» **What is required**
For every line in the entries that contains "BIDEV", show the whole line.

[Source records]
════════

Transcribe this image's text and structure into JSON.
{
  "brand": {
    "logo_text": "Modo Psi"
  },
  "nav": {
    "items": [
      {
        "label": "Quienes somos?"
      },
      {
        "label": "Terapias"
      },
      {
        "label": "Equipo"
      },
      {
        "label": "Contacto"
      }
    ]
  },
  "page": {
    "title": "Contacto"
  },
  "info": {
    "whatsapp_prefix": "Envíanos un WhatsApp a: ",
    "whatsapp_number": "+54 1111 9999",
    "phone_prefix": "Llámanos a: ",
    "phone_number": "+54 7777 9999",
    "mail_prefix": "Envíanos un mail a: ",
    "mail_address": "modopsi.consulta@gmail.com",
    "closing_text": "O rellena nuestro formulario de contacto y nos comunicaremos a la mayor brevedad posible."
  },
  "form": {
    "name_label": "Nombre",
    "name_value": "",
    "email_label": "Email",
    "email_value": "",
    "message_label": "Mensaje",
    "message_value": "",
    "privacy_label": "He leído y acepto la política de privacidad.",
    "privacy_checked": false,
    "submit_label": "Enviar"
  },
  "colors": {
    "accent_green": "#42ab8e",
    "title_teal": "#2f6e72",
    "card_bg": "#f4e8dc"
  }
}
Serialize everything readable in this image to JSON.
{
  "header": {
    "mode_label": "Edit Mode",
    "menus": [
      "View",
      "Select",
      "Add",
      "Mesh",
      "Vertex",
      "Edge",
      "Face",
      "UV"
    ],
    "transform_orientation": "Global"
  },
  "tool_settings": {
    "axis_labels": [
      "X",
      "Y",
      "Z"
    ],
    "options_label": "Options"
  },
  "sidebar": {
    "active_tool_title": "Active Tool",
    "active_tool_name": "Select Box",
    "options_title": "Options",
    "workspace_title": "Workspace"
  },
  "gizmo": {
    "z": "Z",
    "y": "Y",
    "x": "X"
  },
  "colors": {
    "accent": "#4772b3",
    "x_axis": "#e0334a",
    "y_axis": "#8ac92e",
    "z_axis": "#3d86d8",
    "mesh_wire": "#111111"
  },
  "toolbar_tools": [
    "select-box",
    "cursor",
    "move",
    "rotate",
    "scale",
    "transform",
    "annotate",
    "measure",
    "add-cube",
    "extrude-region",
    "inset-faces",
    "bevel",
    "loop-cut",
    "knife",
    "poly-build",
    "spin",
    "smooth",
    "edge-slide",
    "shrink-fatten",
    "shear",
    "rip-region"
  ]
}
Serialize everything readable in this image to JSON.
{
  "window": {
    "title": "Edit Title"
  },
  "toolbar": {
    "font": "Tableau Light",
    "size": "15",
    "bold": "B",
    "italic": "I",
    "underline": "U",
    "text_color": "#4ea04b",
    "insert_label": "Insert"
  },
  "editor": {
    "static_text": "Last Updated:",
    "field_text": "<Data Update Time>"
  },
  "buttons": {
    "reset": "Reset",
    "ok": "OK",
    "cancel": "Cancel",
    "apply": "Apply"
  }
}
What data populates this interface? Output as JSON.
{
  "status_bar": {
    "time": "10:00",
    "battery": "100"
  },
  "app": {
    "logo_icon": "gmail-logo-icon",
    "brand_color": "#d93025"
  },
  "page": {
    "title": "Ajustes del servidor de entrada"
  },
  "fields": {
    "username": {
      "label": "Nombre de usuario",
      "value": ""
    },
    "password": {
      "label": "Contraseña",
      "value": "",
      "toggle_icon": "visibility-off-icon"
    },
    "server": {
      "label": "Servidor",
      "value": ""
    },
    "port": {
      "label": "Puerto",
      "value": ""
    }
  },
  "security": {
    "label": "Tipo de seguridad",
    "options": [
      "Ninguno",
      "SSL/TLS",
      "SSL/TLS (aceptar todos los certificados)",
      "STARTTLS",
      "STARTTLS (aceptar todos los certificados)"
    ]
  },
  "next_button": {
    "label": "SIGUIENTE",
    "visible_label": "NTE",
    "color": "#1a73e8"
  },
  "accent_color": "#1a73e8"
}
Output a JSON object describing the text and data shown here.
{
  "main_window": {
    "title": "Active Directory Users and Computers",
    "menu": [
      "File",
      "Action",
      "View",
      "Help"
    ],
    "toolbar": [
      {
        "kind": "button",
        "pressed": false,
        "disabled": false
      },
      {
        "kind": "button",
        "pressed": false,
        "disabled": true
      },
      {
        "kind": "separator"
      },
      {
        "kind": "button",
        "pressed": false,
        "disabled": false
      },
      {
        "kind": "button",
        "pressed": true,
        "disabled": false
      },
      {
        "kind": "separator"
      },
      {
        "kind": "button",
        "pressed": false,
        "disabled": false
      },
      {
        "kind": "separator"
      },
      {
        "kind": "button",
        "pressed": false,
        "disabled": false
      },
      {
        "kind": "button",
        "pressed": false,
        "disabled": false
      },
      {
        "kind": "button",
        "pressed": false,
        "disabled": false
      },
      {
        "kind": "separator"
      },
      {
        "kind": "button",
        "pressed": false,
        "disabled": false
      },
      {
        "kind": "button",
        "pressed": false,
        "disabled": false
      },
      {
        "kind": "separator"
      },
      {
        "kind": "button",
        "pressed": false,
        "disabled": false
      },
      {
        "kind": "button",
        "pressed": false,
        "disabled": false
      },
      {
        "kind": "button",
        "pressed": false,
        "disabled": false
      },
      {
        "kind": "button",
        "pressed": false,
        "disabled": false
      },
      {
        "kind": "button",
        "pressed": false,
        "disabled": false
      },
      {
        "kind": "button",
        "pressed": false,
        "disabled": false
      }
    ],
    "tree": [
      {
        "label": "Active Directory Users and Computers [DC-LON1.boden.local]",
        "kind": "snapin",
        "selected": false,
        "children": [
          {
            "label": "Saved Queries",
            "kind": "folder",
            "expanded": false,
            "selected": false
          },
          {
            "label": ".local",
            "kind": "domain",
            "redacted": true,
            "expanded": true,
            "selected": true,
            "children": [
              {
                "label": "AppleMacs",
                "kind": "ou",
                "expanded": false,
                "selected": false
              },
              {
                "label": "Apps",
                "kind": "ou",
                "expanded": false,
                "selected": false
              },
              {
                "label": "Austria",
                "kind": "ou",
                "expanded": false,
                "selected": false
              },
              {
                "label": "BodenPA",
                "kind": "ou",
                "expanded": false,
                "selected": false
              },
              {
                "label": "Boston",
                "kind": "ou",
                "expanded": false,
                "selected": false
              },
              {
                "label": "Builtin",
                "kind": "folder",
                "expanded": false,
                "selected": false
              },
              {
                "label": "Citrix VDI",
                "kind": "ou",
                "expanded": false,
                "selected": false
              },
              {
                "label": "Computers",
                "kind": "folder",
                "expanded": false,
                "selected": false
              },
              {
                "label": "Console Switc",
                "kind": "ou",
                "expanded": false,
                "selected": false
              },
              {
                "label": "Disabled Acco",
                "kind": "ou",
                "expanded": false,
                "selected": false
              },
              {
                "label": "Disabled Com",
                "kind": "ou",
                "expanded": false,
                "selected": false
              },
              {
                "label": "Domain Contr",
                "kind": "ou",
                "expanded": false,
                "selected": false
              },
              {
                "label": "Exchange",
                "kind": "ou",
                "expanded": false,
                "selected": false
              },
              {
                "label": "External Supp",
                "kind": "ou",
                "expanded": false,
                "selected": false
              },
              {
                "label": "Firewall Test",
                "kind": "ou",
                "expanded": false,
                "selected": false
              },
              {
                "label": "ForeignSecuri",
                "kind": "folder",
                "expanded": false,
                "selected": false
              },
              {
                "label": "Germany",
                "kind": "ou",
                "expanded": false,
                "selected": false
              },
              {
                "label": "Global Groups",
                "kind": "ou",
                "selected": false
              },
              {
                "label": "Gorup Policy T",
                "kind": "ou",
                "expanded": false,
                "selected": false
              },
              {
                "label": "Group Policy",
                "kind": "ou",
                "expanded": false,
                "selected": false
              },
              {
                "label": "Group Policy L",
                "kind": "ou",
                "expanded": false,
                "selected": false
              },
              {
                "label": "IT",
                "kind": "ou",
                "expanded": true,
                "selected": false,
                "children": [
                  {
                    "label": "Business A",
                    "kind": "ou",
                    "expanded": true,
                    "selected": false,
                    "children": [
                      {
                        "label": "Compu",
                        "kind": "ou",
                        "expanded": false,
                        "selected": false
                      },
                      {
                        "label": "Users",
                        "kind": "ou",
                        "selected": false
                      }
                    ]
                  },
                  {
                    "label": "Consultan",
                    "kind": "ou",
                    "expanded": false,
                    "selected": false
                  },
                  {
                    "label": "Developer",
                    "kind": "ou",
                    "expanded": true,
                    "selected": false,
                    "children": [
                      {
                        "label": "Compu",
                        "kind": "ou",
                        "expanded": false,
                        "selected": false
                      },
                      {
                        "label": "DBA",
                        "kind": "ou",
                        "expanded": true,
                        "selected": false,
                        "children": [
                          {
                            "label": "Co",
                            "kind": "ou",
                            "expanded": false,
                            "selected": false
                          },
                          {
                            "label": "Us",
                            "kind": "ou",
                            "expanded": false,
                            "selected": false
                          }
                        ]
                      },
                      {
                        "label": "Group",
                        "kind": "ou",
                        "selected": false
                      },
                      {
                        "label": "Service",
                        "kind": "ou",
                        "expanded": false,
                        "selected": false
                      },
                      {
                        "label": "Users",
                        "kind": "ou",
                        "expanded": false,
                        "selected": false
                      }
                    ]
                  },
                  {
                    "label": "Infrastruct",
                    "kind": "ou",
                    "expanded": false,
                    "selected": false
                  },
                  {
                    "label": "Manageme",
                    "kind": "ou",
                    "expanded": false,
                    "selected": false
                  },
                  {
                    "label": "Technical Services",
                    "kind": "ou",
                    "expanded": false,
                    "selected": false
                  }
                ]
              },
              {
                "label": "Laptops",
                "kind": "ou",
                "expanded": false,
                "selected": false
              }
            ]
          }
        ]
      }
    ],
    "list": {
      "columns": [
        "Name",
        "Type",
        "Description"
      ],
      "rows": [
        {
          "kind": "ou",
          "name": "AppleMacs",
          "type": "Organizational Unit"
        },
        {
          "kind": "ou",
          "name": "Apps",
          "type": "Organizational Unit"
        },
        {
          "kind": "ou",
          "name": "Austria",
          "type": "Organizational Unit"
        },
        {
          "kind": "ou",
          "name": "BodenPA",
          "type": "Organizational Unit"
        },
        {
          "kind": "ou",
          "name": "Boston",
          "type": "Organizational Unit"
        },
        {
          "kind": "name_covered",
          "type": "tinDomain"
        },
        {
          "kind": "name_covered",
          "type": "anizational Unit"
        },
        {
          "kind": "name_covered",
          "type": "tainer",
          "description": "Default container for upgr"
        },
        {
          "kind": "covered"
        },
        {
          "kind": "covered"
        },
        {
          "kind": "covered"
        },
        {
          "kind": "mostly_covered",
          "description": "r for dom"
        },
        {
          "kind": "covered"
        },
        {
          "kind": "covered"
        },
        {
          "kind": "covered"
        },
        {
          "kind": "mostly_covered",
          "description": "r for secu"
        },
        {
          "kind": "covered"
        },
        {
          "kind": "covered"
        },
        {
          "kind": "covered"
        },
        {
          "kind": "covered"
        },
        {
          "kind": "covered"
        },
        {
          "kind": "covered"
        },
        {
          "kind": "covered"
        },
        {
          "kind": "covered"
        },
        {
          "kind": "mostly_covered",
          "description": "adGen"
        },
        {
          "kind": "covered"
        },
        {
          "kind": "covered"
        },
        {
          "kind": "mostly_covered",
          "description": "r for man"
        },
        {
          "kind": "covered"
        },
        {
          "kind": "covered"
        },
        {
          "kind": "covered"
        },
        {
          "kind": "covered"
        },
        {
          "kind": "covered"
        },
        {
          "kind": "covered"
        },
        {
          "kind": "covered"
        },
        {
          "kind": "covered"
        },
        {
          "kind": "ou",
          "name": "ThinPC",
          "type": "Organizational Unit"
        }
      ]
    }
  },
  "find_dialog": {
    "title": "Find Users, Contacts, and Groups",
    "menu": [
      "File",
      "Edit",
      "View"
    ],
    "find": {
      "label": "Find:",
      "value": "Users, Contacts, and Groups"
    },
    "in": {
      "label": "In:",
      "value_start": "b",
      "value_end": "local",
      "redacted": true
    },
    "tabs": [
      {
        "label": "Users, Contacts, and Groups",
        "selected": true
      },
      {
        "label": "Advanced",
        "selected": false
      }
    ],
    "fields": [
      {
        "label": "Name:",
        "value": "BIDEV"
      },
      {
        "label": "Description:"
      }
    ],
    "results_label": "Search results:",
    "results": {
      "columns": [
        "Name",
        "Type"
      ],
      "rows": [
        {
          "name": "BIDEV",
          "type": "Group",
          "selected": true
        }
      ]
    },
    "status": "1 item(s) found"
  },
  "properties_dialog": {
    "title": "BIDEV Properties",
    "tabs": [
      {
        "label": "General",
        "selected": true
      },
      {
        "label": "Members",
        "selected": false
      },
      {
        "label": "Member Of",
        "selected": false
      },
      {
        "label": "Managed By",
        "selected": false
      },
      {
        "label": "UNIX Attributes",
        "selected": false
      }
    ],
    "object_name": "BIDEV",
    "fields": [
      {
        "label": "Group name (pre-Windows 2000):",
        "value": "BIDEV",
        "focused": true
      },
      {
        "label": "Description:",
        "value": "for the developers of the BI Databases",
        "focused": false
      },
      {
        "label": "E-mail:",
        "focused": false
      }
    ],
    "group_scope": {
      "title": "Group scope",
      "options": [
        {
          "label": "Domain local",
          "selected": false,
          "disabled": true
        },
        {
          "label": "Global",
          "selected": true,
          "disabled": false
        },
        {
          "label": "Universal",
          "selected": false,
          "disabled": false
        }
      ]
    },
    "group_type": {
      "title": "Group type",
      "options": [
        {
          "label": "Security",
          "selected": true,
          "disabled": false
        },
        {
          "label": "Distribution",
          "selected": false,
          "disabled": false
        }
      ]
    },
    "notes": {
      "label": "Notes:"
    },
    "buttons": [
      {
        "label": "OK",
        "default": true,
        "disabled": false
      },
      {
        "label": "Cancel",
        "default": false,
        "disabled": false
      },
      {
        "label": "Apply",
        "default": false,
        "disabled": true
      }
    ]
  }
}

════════

» **Solution for this task**
        "value": "BIDEV"
          "name": "BIDEV",
    "title": "BIDEV Properties",
    "object_name": "BIDEV",
        "value": "BIDEV",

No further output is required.